5 / 5 (1) Dec 03, 2009
"They're big and fluffy, textile-like," said Kevin Jordan, a staff electrical engineer at Jefferson Lab. "This means that you can use commercial textile manufacturing and handling techniques to blend them into things like body armor and solar cells and other applications."

'Just had an image of NASA staff knitting heat shields...LMAO...sorry
Scalziand
not rated yet Dec 03, 2009
'Just had an image of NASA staff knitting heat shields...LMAO...sorry

Actually thats not too far off from what NASA currently does.
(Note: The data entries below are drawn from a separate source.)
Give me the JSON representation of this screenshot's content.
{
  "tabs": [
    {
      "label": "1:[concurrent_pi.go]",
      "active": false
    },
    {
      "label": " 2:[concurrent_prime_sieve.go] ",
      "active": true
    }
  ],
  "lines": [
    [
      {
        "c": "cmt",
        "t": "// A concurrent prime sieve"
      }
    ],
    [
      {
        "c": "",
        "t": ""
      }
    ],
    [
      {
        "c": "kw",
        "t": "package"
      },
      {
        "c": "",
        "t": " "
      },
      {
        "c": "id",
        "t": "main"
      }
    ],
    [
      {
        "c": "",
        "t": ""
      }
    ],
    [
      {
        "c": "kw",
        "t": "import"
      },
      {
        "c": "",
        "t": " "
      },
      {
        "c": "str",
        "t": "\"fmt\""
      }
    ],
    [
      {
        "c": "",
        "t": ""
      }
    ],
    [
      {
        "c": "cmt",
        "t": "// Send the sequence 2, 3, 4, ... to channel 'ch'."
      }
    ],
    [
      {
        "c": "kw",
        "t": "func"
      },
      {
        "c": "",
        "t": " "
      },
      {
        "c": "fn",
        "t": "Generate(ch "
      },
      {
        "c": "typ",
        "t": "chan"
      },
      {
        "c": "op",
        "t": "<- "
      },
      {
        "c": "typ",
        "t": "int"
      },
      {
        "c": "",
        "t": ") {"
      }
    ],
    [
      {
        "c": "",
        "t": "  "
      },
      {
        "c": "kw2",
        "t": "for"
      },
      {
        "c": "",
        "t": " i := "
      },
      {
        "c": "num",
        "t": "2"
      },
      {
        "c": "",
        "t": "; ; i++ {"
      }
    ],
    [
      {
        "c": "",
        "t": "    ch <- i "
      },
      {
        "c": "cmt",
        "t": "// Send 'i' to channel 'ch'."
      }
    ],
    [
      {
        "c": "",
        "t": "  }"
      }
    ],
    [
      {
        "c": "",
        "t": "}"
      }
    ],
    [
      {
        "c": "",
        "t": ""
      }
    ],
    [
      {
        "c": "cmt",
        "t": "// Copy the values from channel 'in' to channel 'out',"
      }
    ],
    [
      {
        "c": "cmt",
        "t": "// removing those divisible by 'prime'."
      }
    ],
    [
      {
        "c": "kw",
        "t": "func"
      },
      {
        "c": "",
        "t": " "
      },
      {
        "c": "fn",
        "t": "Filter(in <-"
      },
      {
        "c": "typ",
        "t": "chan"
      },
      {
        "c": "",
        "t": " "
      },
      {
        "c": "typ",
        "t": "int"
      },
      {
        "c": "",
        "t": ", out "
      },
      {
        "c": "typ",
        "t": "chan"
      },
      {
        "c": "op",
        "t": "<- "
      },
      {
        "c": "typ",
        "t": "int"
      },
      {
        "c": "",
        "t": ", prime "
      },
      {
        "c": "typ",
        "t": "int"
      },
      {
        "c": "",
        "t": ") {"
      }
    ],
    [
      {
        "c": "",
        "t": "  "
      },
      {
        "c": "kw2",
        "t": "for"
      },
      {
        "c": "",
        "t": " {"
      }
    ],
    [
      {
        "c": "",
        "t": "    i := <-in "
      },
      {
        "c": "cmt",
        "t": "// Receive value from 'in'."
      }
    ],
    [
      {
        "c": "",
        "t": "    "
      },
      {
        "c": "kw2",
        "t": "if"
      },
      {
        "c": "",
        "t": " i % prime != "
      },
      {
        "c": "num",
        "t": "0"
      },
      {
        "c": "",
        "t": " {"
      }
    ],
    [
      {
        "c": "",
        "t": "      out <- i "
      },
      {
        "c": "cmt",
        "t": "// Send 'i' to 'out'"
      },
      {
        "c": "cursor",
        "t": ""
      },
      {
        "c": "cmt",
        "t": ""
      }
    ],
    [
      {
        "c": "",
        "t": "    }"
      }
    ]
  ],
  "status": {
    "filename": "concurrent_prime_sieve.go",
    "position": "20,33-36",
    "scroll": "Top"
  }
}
The white parts of the space shuttle are woven fiberglass and nomex 'blankets'.
http://en.wikiped...n_system